Interregional correlations of glucose metabolism between the basal ganglia and different cortical areas: an ultra-high resolution PET/MRI fusion study using 18F-FDG


Braz J Med Biol Res




Basal ganglia have complex functional connections with the cerebral cortex and are involved in motor control, executive functions of the forebrain, such as the planning of movement, and cognitive behaviors based on their connections. The aim of this study was to provide detailed functional correlation patterns between the basal ganglia and cerebral cortex by conducting an interregional correlation analysis of the 18F-fluorodeoxyglucose (18F-FDG) positron emission tomography (PET) data based on precise structural information. Fifteen participants were scanned with 7-Tesla magnetic resonance imaging (MRI) and high resolution research tomography (HRRT)-PET fusion system using 18F-FDG. For detailed interregional correlation analysis, 24 subregions of the basal ganglia including pre-commissural dorsal caudate, post-commissural caudate, pre-commissural dorsal putamen, post-commissural putamen, internal globus pallidus, and external globus pallidus and 80 cerebral regions were selected as regions of interest on the MRI image and their glucose metabolism were calculated from the PET images. Pearson's product-moment correlation analysis was conducted for the interregional correlation analysis of the basal ganglia. Functional correlation patterns between the basal ganglia and cerebral cortex were not only consistent with the findings of previous studies, but also showed new functional correlation between the dorsal striatum (i.e., caudate nucleus and putamen) and insula. In this study, we established the detailed basal ganglia subregional functional correlation patterns using 18F-FDG PET/MRI fusion imaging.
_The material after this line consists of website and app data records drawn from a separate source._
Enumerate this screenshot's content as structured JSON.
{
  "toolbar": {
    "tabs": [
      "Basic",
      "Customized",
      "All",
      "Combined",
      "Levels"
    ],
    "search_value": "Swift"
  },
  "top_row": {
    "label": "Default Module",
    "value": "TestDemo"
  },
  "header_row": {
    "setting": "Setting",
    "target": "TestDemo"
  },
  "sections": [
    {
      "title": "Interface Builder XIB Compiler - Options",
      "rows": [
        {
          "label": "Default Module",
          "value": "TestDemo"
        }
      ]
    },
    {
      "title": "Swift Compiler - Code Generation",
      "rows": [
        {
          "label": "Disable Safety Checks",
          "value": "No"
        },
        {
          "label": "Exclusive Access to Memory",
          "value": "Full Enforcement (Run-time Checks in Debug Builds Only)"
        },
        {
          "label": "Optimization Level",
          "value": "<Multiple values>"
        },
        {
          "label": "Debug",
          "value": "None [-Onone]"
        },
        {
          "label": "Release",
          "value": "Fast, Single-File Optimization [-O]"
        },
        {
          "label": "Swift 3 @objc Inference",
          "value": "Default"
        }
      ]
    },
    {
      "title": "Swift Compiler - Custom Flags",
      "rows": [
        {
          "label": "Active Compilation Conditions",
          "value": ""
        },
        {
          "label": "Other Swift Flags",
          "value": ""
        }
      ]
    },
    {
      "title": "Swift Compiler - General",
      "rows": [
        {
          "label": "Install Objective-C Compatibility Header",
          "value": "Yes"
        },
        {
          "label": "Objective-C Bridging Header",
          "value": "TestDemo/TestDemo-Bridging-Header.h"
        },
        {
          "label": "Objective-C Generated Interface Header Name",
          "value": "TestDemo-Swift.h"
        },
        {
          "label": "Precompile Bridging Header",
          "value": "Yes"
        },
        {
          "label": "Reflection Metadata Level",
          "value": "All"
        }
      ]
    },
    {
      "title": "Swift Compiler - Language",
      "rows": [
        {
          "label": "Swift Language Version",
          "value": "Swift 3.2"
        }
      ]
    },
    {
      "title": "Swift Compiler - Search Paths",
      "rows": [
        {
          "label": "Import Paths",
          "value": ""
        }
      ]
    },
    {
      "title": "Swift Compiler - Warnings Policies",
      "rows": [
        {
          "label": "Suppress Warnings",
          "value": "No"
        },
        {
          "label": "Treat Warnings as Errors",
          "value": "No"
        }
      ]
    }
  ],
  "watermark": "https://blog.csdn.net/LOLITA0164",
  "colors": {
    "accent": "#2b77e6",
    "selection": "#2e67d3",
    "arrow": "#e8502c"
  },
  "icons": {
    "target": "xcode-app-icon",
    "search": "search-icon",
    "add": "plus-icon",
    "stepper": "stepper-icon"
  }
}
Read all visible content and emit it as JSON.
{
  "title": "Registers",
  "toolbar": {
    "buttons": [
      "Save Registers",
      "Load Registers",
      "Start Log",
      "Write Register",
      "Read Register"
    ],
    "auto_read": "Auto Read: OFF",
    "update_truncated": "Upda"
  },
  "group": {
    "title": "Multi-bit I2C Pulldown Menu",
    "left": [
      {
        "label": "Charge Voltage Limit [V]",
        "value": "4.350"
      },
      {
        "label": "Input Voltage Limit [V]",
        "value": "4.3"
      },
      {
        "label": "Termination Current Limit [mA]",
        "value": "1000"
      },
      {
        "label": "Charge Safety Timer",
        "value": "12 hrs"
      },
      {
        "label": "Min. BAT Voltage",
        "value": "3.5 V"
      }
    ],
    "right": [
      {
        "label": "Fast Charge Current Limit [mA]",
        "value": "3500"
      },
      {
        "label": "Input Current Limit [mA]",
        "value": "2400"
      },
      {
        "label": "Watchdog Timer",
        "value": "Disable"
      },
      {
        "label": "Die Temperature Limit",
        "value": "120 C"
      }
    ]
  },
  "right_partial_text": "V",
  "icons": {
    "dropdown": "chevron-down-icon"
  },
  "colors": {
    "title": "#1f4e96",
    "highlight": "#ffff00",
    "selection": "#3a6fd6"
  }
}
Our methods and results could potentially be an important resource for investigating basal ganglia dysfunction as well as for conducting functional studies in the context of movement and psychiatric disorders.

Documentos Relacionados